Work smerk. Its difficult and rewarding and interesting. There are things I hate but I am thankful that I have some great colleagues. I’ve made assumptions about people that have been proven wrong and I have learnt the hard way to mind my p’s and q’s and smile and nod. It hasn’t been easy to work in a highly suspicious, restricted and moderated workplace – things that we would share with our stakeholders and even other office’s is not done here. Not even as a way to collaboratively work on something. And that word “collaboratively” isn’t in the dictionary. Nor is “independence”, “cooperatively”, “effectively” or “sharing”. The fact that I have been pulled up for speaking about our projects that are already being run in the public with our road safety partners is an indication of the type of environment this is. But when I compare my own work challenges with those of other volunteers, I do think that the issues I face are a lot smaller than what they could be!

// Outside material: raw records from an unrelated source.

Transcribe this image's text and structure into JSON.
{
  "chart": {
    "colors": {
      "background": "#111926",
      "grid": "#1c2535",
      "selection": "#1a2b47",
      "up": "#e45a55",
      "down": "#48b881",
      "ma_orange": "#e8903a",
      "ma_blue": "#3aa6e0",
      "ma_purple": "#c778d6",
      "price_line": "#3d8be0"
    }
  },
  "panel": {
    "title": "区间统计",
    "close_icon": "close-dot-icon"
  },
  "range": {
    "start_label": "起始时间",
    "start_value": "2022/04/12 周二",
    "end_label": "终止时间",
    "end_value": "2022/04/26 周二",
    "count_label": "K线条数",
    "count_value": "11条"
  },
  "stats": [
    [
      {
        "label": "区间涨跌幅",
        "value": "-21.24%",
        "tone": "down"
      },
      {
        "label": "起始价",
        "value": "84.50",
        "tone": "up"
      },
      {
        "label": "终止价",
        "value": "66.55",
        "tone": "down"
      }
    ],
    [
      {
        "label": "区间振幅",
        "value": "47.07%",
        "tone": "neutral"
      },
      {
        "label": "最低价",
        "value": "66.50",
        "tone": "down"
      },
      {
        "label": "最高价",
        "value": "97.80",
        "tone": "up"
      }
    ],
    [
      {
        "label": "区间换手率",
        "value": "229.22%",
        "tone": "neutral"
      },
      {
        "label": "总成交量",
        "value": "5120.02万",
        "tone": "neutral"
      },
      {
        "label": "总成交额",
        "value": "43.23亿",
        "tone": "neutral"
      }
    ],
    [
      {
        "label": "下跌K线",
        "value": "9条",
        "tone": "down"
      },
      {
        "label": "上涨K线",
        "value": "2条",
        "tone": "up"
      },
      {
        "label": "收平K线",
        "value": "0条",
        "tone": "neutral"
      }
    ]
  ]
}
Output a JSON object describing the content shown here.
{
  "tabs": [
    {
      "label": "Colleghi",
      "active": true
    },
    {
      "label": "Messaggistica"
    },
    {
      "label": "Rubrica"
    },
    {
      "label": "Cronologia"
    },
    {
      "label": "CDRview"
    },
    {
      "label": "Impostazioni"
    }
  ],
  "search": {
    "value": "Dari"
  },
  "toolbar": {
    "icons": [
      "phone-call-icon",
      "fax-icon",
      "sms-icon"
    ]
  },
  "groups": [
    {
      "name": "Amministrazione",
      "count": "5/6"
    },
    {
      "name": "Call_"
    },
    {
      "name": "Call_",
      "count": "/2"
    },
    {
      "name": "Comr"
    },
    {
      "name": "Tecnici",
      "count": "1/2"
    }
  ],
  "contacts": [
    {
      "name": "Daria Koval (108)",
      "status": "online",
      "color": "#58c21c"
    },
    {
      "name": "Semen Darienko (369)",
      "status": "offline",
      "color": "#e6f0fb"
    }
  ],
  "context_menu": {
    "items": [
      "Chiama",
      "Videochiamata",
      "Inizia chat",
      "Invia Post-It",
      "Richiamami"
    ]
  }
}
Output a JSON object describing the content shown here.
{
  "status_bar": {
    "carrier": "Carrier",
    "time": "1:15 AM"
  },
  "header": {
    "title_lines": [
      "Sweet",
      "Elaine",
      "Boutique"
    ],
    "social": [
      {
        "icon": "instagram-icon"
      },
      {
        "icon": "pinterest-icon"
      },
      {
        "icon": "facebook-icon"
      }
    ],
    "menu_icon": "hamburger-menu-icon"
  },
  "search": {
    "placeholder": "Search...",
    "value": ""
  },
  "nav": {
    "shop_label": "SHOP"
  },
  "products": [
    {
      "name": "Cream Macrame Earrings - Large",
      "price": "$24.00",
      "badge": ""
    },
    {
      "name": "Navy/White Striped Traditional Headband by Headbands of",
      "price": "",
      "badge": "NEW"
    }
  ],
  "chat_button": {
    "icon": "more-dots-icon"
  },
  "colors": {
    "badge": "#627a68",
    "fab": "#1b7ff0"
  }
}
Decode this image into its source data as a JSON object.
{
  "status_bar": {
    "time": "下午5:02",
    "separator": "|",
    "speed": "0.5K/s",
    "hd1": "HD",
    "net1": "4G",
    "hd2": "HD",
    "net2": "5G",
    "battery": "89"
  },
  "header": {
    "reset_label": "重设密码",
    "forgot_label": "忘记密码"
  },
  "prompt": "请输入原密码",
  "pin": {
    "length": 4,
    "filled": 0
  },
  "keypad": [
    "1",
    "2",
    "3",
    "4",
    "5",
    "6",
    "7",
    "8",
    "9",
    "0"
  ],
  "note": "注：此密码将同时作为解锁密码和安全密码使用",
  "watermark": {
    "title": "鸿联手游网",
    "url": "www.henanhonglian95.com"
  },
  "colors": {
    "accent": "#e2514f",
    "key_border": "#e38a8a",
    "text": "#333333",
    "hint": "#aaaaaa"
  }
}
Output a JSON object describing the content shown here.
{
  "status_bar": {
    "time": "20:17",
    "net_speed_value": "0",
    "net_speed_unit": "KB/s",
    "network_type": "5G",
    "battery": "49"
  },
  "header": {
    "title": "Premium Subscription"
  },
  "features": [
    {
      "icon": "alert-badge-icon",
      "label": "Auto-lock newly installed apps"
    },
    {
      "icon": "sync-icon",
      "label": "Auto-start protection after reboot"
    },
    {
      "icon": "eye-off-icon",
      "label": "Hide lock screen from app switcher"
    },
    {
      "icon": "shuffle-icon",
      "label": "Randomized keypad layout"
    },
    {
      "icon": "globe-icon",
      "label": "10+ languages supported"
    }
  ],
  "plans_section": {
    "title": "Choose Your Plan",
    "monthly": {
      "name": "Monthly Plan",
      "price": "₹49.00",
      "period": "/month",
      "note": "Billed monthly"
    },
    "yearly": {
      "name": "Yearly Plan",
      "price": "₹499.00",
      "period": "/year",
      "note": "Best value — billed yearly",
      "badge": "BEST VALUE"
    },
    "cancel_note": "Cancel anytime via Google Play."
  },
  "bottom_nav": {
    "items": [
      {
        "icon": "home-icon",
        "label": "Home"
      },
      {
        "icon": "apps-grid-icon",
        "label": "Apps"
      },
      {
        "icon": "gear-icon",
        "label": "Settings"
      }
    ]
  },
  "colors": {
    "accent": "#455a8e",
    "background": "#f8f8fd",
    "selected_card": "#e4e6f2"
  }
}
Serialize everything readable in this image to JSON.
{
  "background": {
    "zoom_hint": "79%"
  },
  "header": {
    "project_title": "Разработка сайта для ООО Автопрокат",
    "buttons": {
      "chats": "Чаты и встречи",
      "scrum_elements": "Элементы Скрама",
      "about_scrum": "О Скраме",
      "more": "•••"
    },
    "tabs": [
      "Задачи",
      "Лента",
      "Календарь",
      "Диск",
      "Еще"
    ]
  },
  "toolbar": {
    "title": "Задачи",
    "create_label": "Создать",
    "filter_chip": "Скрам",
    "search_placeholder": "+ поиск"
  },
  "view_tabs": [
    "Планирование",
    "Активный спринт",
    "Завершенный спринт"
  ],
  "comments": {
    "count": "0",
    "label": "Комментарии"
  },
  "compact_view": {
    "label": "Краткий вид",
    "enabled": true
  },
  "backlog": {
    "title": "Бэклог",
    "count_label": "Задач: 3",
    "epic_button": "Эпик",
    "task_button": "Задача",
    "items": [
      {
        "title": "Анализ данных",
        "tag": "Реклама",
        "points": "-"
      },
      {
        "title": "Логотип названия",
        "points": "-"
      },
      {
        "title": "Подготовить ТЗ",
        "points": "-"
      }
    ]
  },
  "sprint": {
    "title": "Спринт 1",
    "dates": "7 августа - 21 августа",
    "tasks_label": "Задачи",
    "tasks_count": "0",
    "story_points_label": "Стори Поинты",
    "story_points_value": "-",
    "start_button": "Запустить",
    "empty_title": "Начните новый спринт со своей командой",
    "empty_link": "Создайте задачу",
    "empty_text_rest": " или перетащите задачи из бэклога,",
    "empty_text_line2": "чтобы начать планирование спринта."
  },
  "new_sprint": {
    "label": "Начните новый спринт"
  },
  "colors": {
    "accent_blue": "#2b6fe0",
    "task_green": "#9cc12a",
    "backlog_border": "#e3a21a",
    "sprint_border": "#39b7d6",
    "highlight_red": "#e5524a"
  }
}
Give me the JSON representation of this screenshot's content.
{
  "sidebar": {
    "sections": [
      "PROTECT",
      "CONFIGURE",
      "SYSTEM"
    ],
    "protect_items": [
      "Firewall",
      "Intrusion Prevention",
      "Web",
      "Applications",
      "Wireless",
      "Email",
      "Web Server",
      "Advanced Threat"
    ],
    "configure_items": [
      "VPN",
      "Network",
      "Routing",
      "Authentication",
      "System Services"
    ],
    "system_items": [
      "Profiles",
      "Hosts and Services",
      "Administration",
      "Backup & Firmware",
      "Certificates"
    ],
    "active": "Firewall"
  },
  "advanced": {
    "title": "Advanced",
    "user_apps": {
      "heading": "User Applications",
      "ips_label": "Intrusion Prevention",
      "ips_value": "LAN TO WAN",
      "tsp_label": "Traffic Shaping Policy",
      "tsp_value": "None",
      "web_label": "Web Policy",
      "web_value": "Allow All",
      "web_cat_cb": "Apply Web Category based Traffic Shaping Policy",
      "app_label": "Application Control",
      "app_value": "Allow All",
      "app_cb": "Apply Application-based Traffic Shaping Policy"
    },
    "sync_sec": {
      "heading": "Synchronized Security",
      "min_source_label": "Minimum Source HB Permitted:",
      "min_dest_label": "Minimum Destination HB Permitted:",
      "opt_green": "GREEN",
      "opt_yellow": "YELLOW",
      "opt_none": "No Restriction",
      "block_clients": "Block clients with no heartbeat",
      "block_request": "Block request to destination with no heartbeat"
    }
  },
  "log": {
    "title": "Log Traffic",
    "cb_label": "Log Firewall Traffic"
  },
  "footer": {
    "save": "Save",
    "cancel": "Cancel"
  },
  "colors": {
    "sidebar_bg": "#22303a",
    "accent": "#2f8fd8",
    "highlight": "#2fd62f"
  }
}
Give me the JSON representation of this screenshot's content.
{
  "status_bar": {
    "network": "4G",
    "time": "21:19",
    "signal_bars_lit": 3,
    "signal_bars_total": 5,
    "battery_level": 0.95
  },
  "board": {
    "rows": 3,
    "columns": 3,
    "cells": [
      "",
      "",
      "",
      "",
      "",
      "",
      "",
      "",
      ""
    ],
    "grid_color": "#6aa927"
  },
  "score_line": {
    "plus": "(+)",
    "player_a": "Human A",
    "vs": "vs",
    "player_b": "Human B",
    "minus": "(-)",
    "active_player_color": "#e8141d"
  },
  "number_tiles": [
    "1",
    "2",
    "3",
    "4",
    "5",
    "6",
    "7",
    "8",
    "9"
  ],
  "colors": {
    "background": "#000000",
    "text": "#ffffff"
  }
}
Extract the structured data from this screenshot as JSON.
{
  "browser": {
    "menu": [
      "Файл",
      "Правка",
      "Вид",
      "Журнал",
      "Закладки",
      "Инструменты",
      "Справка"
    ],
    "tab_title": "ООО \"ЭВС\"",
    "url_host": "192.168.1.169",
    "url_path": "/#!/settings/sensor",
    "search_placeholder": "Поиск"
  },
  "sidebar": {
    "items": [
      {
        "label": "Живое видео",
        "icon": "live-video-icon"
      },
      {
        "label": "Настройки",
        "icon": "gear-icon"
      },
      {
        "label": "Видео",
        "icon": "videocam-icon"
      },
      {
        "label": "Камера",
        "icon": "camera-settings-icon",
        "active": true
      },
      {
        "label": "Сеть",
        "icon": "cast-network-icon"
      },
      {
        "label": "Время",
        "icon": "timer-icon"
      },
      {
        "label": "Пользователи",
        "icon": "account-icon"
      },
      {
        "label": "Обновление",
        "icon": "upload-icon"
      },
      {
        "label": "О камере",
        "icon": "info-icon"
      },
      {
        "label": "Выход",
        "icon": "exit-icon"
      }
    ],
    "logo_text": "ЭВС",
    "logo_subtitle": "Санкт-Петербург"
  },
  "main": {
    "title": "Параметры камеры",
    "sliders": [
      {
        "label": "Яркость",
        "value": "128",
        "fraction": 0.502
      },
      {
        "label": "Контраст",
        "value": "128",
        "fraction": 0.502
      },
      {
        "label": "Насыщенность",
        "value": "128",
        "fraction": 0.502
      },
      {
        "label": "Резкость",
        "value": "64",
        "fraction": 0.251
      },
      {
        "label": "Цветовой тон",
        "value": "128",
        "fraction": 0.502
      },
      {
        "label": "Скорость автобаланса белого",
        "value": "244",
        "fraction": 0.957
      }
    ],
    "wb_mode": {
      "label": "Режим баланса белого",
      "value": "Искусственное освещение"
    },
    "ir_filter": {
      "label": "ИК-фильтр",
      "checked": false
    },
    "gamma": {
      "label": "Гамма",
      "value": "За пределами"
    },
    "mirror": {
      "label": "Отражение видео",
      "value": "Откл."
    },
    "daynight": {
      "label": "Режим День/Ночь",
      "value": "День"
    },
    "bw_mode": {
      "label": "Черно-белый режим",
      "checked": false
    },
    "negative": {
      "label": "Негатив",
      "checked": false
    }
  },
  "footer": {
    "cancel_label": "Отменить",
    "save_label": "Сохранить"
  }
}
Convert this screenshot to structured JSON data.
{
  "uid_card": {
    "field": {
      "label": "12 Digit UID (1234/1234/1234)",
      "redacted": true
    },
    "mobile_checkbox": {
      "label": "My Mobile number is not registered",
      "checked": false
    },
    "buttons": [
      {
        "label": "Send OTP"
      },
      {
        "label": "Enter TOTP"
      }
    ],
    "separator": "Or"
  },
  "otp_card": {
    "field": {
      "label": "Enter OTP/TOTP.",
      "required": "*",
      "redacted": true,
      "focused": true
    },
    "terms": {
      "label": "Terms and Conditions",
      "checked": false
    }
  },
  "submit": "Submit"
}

For Mick these challenges are more to do with working remotely for a boss in Australia and having to manage his workload along with expectations and demands. This can prove quite difficult with time differences, deadline and content sharing, appropriate briefs and a boss who has a lot of other priorities. But I would say that Mick does a great job and even if there are hurdles, he manages to keep creative and productive as best he can.
The traffic situation is crazy here. Motorcycles will have up to 5 people on them, no helmets, the driver will be drunk and unlicensed. Less than 20 percent of people here even have a license and the police do little more than take a “fine” and send people on their merry way. Speeding and drink driving is common place and the lack of helmets is also challenging. And working in this field is difficult due to the massive task that the road safety organisations have to deal with, without the support from citizens or the government of this fine country. Joy!
The next few months are looking pretty interesting and hopefully we will do some more travelling. I have already got a trip to Vietnam planned with my work and Mick will be coming and joining me after that so we will probably kick around for a few days there. We also want to check out some more of Cambodia and have a weekend in Kampot on the horizon and hopefully we will make it to Battambang for a weekend and out friend Toni can come meet us there too.
Workwise, hopefully I have a bit more clarity and direction about my roles and responsibilities. I want to work on a couple of projects that will be really beneficial for the office (templates and standard comments/responses) and will increase the professionalism too. We have a few plans for advocacy activities that will start happening too. Mick has a number of freelance gigs he’s got his teeth in already and I’m sure they are going to be pretty fun to release too.
So onwards and upwards! Here’s to the next few awesome months in Cambodia!